_DESCRIPTION OF THE TASK_
Note each line in the data holding the string "screenshot" and report it.

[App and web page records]
============
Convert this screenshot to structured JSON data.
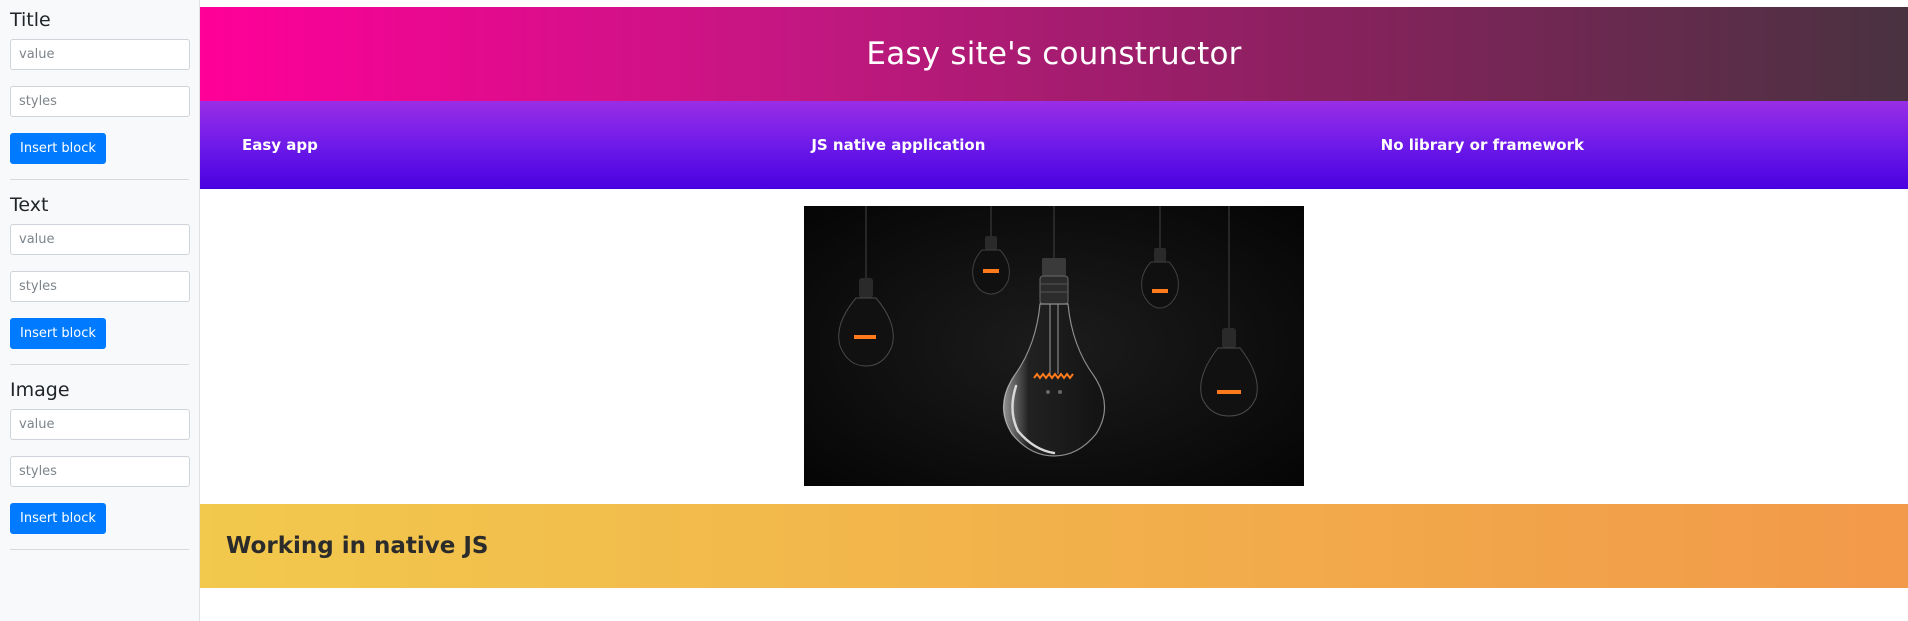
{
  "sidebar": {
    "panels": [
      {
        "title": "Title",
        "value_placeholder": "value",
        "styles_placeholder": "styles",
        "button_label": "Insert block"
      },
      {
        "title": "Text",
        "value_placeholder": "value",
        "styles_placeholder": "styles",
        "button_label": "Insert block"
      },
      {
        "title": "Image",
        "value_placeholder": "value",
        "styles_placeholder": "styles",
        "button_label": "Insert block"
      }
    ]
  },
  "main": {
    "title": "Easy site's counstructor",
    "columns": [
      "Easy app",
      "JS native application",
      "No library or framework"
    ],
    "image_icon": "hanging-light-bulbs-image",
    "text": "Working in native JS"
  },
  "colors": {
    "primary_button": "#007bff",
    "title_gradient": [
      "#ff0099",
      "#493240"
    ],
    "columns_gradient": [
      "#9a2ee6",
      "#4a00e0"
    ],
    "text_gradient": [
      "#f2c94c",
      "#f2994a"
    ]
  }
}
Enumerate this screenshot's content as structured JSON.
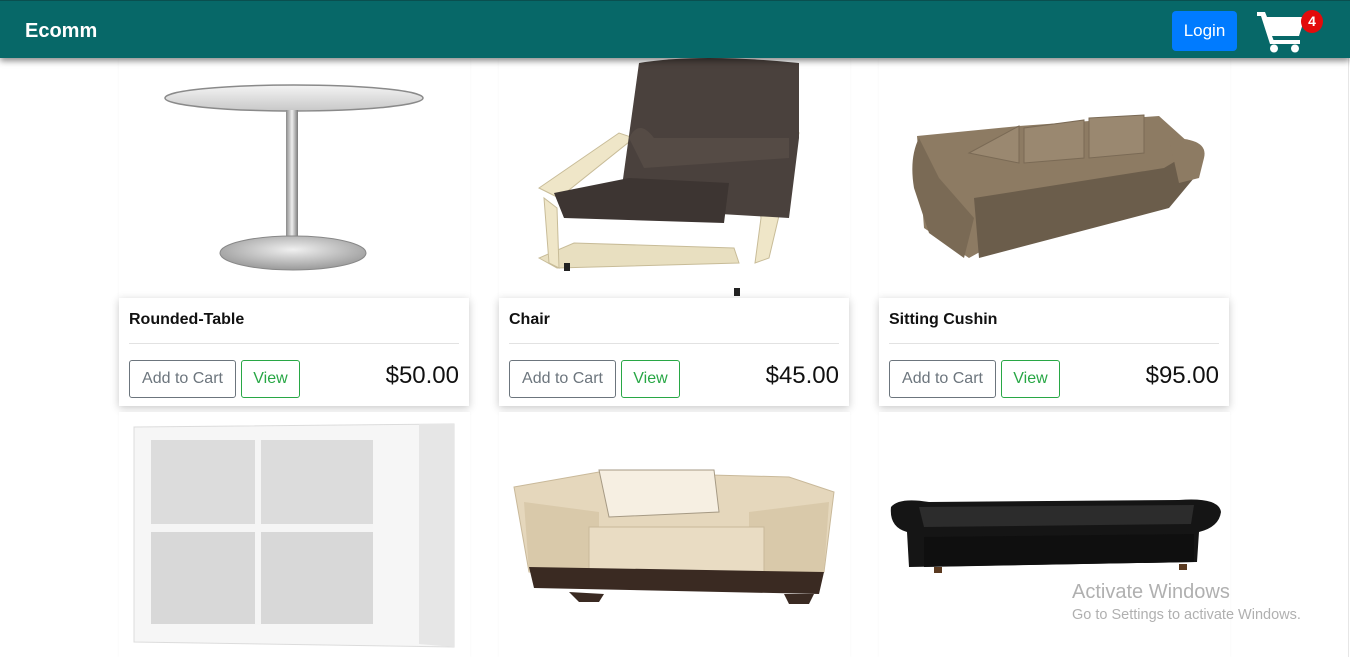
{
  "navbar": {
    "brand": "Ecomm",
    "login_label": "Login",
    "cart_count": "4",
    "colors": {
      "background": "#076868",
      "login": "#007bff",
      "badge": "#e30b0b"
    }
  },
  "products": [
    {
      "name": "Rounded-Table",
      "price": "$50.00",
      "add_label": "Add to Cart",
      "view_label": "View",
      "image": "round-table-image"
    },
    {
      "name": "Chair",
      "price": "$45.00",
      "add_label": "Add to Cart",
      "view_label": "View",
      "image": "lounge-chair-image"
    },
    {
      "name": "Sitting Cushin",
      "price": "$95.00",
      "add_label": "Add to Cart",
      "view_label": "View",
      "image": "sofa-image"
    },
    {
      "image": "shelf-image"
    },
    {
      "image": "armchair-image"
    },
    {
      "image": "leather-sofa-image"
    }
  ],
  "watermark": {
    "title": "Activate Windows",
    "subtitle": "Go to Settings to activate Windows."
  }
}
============
_TASK SOLUTION_
Convert this screenshot to structured JSON data.
Enumerate this screenshot's content as structured JSON.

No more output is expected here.